(Website and app data records)
- - -
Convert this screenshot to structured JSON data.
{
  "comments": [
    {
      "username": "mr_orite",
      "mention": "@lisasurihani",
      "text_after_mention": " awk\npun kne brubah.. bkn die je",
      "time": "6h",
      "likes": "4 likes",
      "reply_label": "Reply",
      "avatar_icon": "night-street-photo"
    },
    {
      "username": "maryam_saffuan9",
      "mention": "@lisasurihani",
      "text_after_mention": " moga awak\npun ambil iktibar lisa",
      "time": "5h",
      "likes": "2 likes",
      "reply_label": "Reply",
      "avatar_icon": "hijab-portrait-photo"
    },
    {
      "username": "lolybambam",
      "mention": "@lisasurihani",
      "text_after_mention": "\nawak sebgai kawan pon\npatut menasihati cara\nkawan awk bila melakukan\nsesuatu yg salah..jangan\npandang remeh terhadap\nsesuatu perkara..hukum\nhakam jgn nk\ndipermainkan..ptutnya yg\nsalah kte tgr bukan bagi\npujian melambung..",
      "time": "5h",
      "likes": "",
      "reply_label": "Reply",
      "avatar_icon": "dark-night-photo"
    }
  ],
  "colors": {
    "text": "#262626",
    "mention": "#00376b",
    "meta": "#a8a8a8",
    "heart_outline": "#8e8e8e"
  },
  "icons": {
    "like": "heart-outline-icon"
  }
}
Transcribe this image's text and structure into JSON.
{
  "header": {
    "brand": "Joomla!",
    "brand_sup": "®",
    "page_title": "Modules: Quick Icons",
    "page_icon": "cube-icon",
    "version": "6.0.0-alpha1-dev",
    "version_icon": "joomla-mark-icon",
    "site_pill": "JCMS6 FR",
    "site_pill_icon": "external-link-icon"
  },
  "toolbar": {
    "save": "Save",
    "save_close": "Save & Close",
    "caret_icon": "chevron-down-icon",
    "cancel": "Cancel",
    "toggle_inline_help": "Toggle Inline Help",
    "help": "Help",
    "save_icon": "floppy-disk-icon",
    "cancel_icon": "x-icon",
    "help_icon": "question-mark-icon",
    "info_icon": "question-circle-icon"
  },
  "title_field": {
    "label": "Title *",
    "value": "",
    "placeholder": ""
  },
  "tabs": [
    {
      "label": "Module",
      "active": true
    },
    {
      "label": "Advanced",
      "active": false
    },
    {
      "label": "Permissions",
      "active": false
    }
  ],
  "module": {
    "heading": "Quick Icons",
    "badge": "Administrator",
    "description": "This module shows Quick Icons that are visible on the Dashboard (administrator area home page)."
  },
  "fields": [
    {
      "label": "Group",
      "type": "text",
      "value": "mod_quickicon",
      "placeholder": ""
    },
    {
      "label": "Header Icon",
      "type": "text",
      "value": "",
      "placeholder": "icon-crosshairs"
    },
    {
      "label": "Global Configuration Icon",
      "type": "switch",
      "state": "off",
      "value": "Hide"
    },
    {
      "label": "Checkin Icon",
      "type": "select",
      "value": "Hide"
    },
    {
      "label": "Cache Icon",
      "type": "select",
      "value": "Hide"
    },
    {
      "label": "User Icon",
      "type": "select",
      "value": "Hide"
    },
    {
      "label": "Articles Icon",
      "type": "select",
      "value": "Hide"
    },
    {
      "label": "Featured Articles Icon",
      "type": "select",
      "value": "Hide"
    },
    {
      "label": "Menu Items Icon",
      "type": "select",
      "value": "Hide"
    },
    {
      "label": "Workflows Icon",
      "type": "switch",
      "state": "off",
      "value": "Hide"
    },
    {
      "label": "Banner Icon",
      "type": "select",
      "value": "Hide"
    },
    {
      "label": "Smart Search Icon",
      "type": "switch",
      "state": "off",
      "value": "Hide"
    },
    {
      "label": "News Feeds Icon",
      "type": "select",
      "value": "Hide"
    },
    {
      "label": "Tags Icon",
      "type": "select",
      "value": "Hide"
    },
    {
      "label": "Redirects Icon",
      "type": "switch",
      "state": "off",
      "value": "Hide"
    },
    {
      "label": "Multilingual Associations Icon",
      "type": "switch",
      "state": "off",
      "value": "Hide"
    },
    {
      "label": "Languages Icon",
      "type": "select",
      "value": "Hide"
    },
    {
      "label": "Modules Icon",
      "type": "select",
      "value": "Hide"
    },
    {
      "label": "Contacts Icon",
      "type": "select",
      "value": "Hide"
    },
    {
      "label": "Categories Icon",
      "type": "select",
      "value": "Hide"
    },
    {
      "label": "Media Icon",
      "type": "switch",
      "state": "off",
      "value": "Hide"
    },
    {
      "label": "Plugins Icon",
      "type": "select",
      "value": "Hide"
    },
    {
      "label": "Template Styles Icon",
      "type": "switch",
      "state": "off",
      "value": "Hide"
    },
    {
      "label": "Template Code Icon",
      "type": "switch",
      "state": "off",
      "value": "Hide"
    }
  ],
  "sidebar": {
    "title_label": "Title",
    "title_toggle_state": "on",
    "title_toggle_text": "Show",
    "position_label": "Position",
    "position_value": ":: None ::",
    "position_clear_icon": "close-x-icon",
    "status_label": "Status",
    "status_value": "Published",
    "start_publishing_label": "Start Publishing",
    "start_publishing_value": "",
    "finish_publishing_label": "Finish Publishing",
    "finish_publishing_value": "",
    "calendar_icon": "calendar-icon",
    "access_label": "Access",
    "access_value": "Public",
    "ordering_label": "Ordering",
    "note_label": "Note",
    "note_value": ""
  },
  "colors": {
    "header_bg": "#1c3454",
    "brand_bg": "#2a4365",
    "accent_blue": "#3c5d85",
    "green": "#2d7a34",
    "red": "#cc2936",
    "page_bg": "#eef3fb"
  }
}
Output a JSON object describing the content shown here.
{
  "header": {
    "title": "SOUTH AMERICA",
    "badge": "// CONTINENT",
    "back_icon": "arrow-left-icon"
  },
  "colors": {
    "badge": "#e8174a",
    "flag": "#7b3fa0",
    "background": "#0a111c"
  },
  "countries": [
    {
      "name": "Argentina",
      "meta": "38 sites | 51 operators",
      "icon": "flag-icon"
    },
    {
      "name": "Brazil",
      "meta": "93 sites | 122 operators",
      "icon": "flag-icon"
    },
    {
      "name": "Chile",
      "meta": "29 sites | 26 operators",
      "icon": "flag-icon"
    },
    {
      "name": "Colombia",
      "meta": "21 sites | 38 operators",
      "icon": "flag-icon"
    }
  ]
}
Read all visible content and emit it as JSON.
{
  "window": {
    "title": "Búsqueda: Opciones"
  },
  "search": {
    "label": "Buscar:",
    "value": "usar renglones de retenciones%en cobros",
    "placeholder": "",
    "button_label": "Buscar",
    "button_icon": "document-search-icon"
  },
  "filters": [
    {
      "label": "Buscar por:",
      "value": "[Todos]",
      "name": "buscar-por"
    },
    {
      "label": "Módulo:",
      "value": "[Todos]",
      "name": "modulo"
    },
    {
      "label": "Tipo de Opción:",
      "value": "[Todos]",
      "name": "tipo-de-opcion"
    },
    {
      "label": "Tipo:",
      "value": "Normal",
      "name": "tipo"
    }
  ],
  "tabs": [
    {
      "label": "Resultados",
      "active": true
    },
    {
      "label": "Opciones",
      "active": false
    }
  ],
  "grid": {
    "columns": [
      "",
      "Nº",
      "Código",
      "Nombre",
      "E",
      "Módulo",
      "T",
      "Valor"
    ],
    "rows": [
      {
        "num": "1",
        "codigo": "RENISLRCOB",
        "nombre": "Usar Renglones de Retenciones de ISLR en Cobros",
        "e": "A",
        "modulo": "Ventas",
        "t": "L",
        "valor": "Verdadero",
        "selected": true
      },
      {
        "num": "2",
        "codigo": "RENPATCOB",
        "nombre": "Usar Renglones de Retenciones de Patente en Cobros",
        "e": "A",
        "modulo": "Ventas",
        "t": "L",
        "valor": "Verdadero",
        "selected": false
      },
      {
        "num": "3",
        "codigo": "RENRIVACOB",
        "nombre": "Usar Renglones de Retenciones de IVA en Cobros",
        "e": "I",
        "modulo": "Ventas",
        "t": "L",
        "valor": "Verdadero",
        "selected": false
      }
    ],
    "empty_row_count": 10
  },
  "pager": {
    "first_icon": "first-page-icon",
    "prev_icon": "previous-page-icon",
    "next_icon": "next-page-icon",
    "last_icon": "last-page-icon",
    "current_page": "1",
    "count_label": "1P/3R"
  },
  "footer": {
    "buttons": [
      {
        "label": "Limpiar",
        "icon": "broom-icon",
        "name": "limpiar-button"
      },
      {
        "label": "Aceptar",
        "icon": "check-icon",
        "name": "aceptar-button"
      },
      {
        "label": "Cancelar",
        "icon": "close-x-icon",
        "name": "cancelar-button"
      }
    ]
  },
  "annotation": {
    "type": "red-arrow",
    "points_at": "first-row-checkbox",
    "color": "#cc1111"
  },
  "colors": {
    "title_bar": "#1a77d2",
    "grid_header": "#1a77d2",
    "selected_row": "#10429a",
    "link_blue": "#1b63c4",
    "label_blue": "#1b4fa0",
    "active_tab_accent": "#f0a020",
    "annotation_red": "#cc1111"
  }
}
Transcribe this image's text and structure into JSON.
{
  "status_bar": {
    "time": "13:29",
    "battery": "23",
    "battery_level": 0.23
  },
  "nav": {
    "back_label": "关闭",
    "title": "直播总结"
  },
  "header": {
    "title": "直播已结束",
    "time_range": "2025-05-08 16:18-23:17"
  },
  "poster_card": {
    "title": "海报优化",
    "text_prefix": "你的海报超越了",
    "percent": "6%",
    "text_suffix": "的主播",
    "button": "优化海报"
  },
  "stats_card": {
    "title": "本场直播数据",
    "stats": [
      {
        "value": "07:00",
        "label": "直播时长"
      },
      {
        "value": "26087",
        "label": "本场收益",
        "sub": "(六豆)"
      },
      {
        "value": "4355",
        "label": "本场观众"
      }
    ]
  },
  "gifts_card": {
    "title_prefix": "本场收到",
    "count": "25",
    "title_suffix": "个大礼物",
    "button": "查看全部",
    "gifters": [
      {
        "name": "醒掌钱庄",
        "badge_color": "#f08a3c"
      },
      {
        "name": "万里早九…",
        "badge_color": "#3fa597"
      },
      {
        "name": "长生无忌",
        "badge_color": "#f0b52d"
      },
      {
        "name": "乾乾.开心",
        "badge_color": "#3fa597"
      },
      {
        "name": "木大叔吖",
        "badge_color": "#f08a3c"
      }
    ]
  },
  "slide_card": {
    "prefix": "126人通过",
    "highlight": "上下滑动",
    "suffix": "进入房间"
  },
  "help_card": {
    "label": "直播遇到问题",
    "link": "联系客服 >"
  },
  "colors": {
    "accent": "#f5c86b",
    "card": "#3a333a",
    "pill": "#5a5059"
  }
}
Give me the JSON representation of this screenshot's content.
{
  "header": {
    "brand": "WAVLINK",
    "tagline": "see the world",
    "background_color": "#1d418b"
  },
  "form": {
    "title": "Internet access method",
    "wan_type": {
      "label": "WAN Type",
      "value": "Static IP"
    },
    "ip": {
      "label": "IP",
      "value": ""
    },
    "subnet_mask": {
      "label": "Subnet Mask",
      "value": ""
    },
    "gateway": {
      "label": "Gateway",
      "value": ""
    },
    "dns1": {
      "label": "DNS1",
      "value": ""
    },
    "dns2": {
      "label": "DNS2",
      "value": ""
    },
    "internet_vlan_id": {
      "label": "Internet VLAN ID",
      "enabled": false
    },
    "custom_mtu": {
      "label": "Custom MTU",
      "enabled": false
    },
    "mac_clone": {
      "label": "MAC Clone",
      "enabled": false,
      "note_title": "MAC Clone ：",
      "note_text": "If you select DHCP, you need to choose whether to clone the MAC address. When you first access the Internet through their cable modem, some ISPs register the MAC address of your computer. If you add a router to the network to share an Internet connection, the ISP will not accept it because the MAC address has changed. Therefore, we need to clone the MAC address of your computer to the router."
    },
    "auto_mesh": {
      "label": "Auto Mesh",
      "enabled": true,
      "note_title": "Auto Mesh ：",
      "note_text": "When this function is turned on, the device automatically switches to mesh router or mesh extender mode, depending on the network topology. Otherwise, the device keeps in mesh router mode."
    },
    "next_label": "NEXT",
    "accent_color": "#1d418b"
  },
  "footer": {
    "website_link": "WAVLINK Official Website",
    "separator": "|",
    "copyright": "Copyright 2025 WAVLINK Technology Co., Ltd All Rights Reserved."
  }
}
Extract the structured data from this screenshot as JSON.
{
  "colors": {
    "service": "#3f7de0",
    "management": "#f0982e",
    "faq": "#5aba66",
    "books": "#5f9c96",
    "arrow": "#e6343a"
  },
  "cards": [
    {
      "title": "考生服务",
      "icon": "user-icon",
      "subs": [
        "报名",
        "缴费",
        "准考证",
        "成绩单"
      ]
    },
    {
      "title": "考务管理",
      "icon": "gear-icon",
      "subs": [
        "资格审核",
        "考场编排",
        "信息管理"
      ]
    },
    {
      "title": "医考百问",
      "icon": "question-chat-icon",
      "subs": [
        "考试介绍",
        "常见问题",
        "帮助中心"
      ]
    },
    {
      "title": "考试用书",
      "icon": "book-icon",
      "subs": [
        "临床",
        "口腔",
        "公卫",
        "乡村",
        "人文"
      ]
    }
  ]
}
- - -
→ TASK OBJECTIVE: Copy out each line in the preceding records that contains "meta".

→ RESPONSE TO THIS EXERCISE:
    "meta": "#a8a8a8",
      "meta": "38 sites | 51 operators",
      "meta": "93 sites | 122 operators",
      "meta": "29 sites | 26 operators",
      "meta": "21 sites | 38 operators",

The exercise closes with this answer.